The profession of Physician Assistant developed because of the need for medical care in underserved rural areas and the inner city. While that need still continues, there are now physician assistants "in every specialty," says Jennifer Dean Dwyer, public and professional relations chair for the Minnesota Academy of Physician Assistants. "Dermatology, neurology, orthopedics, cardiology - you name the specialty, there are physician assistants working in it."
This is good news for healthcare, Dwyer says. "From a medical access perspective, and for cost-effectiveness, I think it's fabulous that we're using physician assistants in every specialty," she says. "We can increase access to healthcare with less cost. It frees up the physician to do more complex things."
Primary Care Still Primary Focus
According to the 2007 survey conducted by the Minnesota Academy of Physician Assistants, 36 percent of physician assistants are working in family practice, with another 19 percent in primary care specialties like pediatrics and internal medicine. But the survey also shows 23 physician assistants in orthopedic surgery, 5 each in obstetrics and gynecology and general surgery, 6 in urology, 3 in cardiology and 4 in academic settings.
With more and more medical disciplines discovering the benefit of physician assistants, it's no wonder that the Bureau of Labor Statistics (BLS) predicted a 27 percent growth in the field between 2006 and 2016.

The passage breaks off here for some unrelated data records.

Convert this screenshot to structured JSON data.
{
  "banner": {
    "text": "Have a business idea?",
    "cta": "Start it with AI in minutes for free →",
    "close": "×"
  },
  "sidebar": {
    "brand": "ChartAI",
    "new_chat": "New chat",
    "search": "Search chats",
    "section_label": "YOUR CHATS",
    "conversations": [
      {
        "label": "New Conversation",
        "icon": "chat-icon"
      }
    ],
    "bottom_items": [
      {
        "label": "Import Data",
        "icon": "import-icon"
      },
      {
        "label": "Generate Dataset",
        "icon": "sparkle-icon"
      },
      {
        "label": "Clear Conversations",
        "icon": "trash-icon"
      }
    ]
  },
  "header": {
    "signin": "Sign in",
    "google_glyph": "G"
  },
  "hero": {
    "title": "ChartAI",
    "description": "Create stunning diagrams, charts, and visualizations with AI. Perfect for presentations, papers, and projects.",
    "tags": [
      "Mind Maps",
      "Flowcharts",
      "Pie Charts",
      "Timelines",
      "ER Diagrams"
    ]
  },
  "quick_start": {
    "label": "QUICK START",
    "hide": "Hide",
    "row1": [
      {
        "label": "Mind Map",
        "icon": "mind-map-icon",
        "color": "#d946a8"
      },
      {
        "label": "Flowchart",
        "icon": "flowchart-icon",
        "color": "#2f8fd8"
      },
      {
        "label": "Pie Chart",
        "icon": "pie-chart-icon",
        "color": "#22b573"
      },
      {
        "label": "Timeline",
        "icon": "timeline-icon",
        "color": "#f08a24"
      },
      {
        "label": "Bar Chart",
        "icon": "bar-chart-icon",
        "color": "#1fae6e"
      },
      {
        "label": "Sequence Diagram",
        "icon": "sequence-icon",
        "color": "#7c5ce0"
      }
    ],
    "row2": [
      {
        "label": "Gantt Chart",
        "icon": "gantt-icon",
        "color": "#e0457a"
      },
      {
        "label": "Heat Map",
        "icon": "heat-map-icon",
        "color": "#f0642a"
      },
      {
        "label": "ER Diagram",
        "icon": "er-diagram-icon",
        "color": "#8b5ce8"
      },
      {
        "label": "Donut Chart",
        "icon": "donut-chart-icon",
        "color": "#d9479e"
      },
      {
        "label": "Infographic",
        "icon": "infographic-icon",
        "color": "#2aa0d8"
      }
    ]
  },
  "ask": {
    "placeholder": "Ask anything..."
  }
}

To help bring more PA's into the field, the Minnesota Academy of Physician Assistants provides scholarships based on financial need and on academic merit. They also work with the Augsburg College Physicians Assistant program to host a "health day" field trip for high school students from low-income areas. The program offers speakers on health topics and healthcare careers, including physician assistants. There is also hands-on experience taking blood pressure, putting on splints and doing other typical tasks.
Prior Experience A Requirement
When Dwyer entered the field, the majority of physician assistants were coming from second careers. One of her classmates, she recalls, was in his fifties when he started the program. Today, people are entering the field at a younger age, Dwyer says, largely because young people are familiar with physician assistants through their school physicals or athletic programs.
Prior experience in healthcare is a requirement for becoming a physician assistant, Dwyer says. That means physician assistants often train in emergency medical technician (EMT), nursing or some other healthcare field prior to completing their physician assistant work. While the majority of physician assistant programs are now at the master's degree level, Dwyer says, there are still a few programs that award certificates to people who already have bachelor of science degrees in another medical discipline.
For more information, Dwyer recommends visiting the American Academy of Physician Assistants website, which has a lot of good information: www.aapa.org. She also recommends the Minnesota Academy of Physician Assistant site at www.mnacadpa.org.
Laura French is principal of Words Into Action, Inc., and is a freelance writer from Roseville.